Mykola Lebed was sentenced to death in Poland in 1934. He died in Pittsburgh, Pennsylvania in 1998.
By various accounts, he was an assassin, a freedom fighter, a terrorist, a hero, a villain, a prisoner, a refugee, a Nazi collaborator, a Nazi target, a writer, and a war criminal. To the Central Intelligence Agency, which bankrolled his activities for close to half a century, he was known as “Uncle Louie.”
September 18, 2018
Lebed was one of the leaders of the Organization of Ukrainian Nationalists.
In 1934, along with several other OUN members, Lebed was sentenced to death for the murder of Polish official Bronisław Pieracki. The sentence was commuted in 1936 to lifetime imprisonment, and Lebed managed to escape prison during the the German invasion of Poland in 1939.
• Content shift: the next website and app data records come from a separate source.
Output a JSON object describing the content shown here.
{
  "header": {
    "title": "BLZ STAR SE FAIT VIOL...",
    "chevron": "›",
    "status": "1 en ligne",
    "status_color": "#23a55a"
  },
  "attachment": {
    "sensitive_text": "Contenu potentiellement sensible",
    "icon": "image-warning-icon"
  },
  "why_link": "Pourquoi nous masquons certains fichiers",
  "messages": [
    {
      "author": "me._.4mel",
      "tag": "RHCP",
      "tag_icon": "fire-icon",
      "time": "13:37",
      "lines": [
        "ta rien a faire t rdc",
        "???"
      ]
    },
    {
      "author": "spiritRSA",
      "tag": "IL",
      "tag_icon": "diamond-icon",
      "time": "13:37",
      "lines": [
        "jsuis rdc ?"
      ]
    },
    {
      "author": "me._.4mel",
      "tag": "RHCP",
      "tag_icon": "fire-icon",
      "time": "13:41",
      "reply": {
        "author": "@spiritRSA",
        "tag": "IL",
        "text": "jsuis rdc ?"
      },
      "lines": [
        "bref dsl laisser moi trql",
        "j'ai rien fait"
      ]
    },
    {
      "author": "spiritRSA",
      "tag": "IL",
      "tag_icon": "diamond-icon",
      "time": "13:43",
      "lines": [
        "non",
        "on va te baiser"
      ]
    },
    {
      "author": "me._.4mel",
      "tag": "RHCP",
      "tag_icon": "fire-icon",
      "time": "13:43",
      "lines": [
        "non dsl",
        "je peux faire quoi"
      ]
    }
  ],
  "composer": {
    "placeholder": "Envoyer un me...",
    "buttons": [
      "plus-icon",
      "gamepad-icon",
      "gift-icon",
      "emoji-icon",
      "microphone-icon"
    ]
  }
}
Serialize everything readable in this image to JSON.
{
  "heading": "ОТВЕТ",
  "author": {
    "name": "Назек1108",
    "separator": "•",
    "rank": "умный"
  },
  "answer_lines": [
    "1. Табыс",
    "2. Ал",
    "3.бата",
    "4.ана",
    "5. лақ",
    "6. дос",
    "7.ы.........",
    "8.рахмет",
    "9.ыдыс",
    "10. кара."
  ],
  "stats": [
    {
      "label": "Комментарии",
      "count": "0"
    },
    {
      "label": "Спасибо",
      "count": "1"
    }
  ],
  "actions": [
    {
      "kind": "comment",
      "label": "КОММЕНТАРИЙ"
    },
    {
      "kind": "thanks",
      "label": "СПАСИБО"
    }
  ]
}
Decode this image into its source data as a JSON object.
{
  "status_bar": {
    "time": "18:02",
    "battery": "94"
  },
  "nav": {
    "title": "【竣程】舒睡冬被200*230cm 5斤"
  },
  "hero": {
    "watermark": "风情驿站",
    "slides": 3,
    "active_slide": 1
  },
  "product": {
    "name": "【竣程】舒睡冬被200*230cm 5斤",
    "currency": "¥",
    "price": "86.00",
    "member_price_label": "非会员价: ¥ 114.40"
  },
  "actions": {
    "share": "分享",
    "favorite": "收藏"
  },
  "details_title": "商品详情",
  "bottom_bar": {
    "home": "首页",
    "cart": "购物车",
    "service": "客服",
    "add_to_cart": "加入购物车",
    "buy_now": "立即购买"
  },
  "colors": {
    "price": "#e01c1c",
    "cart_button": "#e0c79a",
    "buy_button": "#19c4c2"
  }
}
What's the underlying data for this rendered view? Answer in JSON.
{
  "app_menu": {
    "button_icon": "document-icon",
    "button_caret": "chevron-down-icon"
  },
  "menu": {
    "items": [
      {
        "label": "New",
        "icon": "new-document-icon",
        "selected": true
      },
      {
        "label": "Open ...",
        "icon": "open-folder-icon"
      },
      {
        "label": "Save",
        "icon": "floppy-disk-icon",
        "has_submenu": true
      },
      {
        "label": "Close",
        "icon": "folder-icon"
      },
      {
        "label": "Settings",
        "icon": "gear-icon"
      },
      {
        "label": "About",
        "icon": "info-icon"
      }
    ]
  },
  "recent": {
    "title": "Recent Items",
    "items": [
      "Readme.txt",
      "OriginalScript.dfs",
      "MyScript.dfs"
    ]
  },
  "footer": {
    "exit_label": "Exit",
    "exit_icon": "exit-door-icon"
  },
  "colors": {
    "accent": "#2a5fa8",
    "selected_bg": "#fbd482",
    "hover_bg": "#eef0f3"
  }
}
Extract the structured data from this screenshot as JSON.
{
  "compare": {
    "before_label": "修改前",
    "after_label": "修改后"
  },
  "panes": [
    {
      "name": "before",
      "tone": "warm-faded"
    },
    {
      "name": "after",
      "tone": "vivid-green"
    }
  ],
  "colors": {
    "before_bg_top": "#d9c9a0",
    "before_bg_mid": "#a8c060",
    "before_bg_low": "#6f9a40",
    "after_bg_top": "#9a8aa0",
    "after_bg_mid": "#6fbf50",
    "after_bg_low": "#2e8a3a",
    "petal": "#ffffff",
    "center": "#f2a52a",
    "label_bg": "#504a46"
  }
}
In 1940, The OUN split into two factions: the OUN-B for loyalists of Stepan Bandera, and the OUN-M for followers of Andrei Melnik. Lebed was a leader of the Bandera group.
After his escape from prison, Lebed trained at a Gestapo police school in Zakopane. Exactly how long he spent there is unknown. Lebed admitted to being at Zakopane for about five weeks, but other accounts place him there for several months.
“From Krakow, still on instructions from [an OUN Leadership Council] member, I went to another rest camp in Zakopane. Discovering on the spot that this “rest camp” was under the control of the German police, and that it was to be converted into a police school, I left it, freeing at the same time from camp control a group of people, using various pretexts,” Lebed declared in a 1952 questionnaire.
While Lebed described his actions at Zakopane as almost heroic, a fellow trainee recalled Lebed’s behaviour at Zakopane much differently. A 1986 Village Voice article relayed Mykyta Kosakivs’kyy’s account of Lebed enthusiastically kidnapping and torturing a man as part of his training.
After the end of World War II, Western intelligence agencies sought to acquire OUN members as informants and infiltrators. The OUN was avowedly anti-Communist, and it already had a network of trained guerilla fighters at the ready for an anticipated Soviet offensive.
The United Kingdom’s MI6, their analogue to the CIA, opted to work with the Bandera, who later died under mysterious circumstances, allegedly murdered by the KGB.
But, possibly murdered by western intelligence?
Since the CIA had opted to work with Lebed
The CIA chose to work with Lebed, then the Foreign Minister of the Ukrainian Supreme Liberation Council (UHVR). Lebed still had considerable influence among Ukrainian nationalists. Bandera was too extreme and his following, the CIA concluded, was dwindling.
The early CIA accounts of Lebed reveal the agency believed he and his comrades were “determined and able men, but with the psychology of the hunted … resolved to carry on their work with or without us, and If necessary against us.”
The CIA knew early on of Lebed’s conviction for assassination, his training at Zakopane, and his one-time control over the OUN-B, but documents show the agency believed it to be lies peddled by Soviets or Melnik loyalists. Later, the CIA shielded Lebed from allegations and deportation because he was too valuable of an asset and any publicity could compromise the entire project
You can read the rest at the opening link